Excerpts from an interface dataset

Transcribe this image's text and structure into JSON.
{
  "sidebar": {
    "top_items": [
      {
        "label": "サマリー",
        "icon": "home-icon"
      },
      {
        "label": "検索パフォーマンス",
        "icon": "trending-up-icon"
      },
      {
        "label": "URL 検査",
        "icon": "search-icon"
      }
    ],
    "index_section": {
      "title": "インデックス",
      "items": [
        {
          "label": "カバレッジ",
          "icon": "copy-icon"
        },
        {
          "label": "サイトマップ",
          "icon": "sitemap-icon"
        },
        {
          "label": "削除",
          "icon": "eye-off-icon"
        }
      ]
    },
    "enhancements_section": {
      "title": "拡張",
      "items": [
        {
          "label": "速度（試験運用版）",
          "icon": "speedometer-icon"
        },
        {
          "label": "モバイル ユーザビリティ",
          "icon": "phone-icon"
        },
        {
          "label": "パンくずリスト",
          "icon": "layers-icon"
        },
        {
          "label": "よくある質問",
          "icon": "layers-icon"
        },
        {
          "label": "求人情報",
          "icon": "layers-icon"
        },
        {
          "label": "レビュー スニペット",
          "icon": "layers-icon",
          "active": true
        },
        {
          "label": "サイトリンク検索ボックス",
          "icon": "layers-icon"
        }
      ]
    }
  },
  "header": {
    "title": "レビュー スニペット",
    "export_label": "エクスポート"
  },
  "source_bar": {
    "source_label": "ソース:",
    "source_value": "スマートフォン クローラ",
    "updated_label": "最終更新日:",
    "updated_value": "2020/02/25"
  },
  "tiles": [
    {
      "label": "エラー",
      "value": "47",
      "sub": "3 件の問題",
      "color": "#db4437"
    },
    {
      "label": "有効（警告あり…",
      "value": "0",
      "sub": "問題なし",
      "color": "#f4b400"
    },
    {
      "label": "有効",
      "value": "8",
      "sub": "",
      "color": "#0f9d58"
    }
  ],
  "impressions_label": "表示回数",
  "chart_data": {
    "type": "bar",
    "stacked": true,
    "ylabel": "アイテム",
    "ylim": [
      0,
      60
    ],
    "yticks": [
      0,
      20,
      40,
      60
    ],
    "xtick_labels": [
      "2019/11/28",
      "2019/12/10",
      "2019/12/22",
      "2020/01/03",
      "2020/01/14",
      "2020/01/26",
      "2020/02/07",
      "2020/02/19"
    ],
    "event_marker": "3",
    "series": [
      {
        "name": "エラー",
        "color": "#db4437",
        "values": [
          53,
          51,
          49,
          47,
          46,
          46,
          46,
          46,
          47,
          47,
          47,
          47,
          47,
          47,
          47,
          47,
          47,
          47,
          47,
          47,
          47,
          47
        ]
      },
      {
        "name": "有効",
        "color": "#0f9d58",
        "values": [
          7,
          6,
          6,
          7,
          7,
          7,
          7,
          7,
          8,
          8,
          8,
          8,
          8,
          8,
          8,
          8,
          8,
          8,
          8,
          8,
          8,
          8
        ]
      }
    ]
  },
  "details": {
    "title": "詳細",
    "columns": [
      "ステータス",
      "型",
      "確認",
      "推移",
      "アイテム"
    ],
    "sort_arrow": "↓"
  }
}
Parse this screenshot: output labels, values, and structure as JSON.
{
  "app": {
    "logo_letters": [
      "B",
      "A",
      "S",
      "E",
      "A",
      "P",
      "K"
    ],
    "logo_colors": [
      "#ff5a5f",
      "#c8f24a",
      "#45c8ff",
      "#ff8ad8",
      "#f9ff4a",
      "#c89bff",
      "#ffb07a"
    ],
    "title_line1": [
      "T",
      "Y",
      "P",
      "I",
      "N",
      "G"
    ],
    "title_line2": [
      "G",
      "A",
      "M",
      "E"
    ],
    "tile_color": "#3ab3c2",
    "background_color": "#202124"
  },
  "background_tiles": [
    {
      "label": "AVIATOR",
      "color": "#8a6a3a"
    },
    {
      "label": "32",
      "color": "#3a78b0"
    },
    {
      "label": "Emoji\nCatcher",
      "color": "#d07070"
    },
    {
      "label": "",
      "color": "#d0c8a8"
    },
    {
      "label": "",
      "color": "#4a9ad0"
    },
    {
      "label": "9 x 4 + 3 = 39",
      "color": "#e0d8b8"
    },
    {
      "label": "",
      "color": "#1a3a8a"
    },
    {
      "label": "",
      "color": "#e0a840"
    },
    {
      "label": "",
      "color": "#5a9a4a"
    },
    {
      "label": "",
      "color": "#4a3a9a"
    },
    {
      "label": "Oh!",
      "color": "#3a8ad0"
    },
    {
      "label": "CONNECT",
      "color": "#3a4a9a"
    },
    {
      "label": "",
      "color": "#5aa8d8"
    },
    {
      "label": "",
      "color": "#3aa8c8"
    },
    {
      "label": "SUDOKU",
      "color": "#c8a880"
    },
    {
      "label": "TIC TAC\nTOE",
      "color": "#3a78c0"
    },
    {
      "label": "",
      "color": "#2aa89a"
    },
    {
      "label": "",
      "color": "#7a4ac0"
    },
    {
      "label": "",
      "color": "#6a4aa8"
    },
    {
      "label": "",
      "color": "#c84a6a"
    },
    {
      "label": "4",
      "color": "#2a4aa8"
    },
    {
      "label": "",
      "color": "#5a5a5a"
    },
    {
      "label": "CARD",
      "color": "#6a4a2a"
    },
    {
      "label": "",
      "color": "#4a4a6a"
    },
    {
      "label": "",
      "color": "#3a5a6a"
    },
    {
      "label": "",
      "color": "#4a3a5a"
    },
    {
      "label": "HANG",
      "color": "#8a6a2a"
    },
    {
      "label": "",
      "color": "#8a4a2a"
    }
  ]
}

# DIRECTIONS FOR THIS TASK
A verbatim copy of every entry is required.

# REPLY TO THE EXERCISE
Transcribe this image's text and structure into JSON.
{
  "sidebar": {
    "top_items": [
      {
        "label": "サマリー",
        "icon": "home-icon"
      },
      {
        "label": "検索パフォーマンス",
        "icon": "trending-up-icon"
      },
      {
        "label": "URL 検査",
        "icon": "search-icon"
      }
    ],
    "index_section": {
      "title": "インデックス",
      "items": [
        {
          "label": "カバレッジ",
          "icon": "copy-icon"
        },
        {
          "label": "サイトマップ",
          "icon": "sitemap-icon"
        },
        {
          "label": "削除",
          "icon": "eye-off-icon"
        }
      ]
    },
    "enhancements_section": {
      "title": "拡張",
      "items": [
        {
          "label": "速度（試験運用版）",
          "icon": "speedometer-icon"
        },
        {
          "label": "モバイル ユーザビリティ",
          "icon": "phone-icon"
        },
        {
          "label": "パンくずリスト",
          "icon": "layers-icon"
        },
        {
          "label": "よくある質問",
          "icon": "layers-icon"
        },
        {
          "label": "求人情報",
          "icon": "layers-icon"
        },
        {
          "label": "レビュー スニペット",
          "icon": "layers-icon",
          "active": true
        },
        {
          "label": "サイトリンク検索ボックス",
          "icon": "layers-icon"
        }
      ]
    }
  },
  "header": {
    "title": "レビュー スニペット",
    "export_label": "エクスポート"
  },
  "source_bar": {
    "source_label": "ソース:",
    "source_value": "スマートフォン クローラ",
    "updated_label": "最終更新日:",
    "updated_value": "2020/02/25"
  },
  "tiles": [
    {
      "label": "エラー",
      "value": "47",
      "sub": "3 件の問題",
      "color": "#db4437"
    },
    {
      "label": "有効（警告あり…",
      "value": "0",
      "sub": "問題なし",
      "color": "#f4b400"
    },
    {
      "label": "有効",
      "value": "8",
      "sub": "",
      "color": "#0f9d58"
    }
  ],
  "impressions_label": "表示回数",
  "chart_data": {
    "type": "bar",
    "stacked": true,
    "ylabel": "アイテム",
    "ylim": [
      0,
      60
    ],
    "yticks": [
      0,
      20,
      40,
      60
    ],
    "xtick_labels": [
      "2019/11/28",
      "2019/12/10",
      "2019/12/22",
      "2020/01/03",
      "2020/01/14",
      "2020/01/26",
      "2020/02/07",
      "2020/02/19"
    ],
    "event_marker": "3",
    "series": [
      {
        "name": "エラー",
        "color": "#db4437",
        "values": [
          53,
          51,
          49,
          47,
          46,
          46,
          46,
          46,
          47,
          47,
          47,
          47,
          47,
          47,
          47,
          47,
          47,
          47,
          47,
          47,
          47,
          47
        ]
      },
      {
        "name": "有効",
        "color": "#0f9d58",
        "values": [
          7,
          6,
          6,
          7,
          7,
          7,
          7,
          7,
          8,
          8,
          8,
          8,
          8,
          8,
          8,
          8,
          8,
          8,
          8,
          8,
          8,
          8
        ]
      }
    ]
  },
  "details": {
    "title": "詳細",
    "columns": [
      "ステータス",
      "型",
      "確認",
      "推移",
      "アイテム"
    ],
    "sort_arrow": "↓"
  }
}
Parse this screenshot: output labels, values, and structure as JSON.
{
  "app": {
    "logo_letters": [
      "B",
      "A",
      "S",
      "E",
      "A",
      "P",
      "K"
    ],
    "logo_colors": [
      "#ff5a5f",
      "#c8f24a",
      "#45c8ff",
      "#ff8ad8",
      "#f9ff4a",
      "#c89bff",
      "#ffb07a"
    ],
    "title_line1": [
      "T",
      "Y",
      "P",
      "I",
      "N",
      "G"
    ],
    "title_line2": [
      "G",
      "A",
      "M",
      "E"
    ],
    "tile_color": "#3ab3c2",
    "background_color": "#202124"
  },
  "background_tiles": [
    {
      "label": "AVIATOR",
      "color": "#8a6a3a"
    },
    {
      "label": "32",
      "color": "#3a78b0"
    },
    {
      "label": "Emoji\nCatcher",
      "color": "#d07070"
    },
    {
      "label": "",
      "color": "#d0c8a8"
    },
    {
      "label": "",
      "color": "#4a9ad0"
    },
    {
      "label": "9 x 4 + 3 = 39",
      "color": "#e0d8b8"
    },
    {
      "label": "",
      "color": "#1a3a8a"
    },
    {
      "label": "",
      "color": "#e0a840"
    },
    {
      "label": "",
      "color": "#5a9a4a"
    },
    {
      "label": "",
      "color": "#4a3a9a"
    },
    {
      "label": "Oh!",
      "color": "#3a8ad0"
    },
    {
      "label": "CONNECT",
      "color": "#3a4a9a"
    },
    {
      "label": "",
      "color": "#5aa8d8"
    },
    {
      "label": "",
      "color": "#3aa8c8"
    },
    {
      "label": "SUDOKU",
      "color": "#c8a880"
    },
    {
      "label": "TIC TAC\nTOE",
      "color": "#3a78c0"
    },
    {
      "label": "",
      "color": "#2aa89a"
    },
    {
      "label": "",
      "color": "#7a4ac0"
    },
    {
      "label": "",
      "color": "#6a4aa8"
    },
    {
      "label": "",
      "color": "#c84a6a"
    },
    {
      "label": "4",
      "color": "#2a4aa8"
    },
    {
      "label": "",
      "color": "#5a5a5a"
    },
    {
      "label": "CARD",
      "color": "#6a4a2a"
    },
    {
      "label": "",
      "color": "#4a4a6a"
    },
    {
      "label": "",
      "color": "#3a5a6a"
    },
    {
      "label": "",
      "color": "#4a3a5a"
    },
    {
      "label": "HANG",
      "color": "#8a6a2a"
    },
    {
      "label": "",
      "color": "#8a4a2a"
    }
  ]
}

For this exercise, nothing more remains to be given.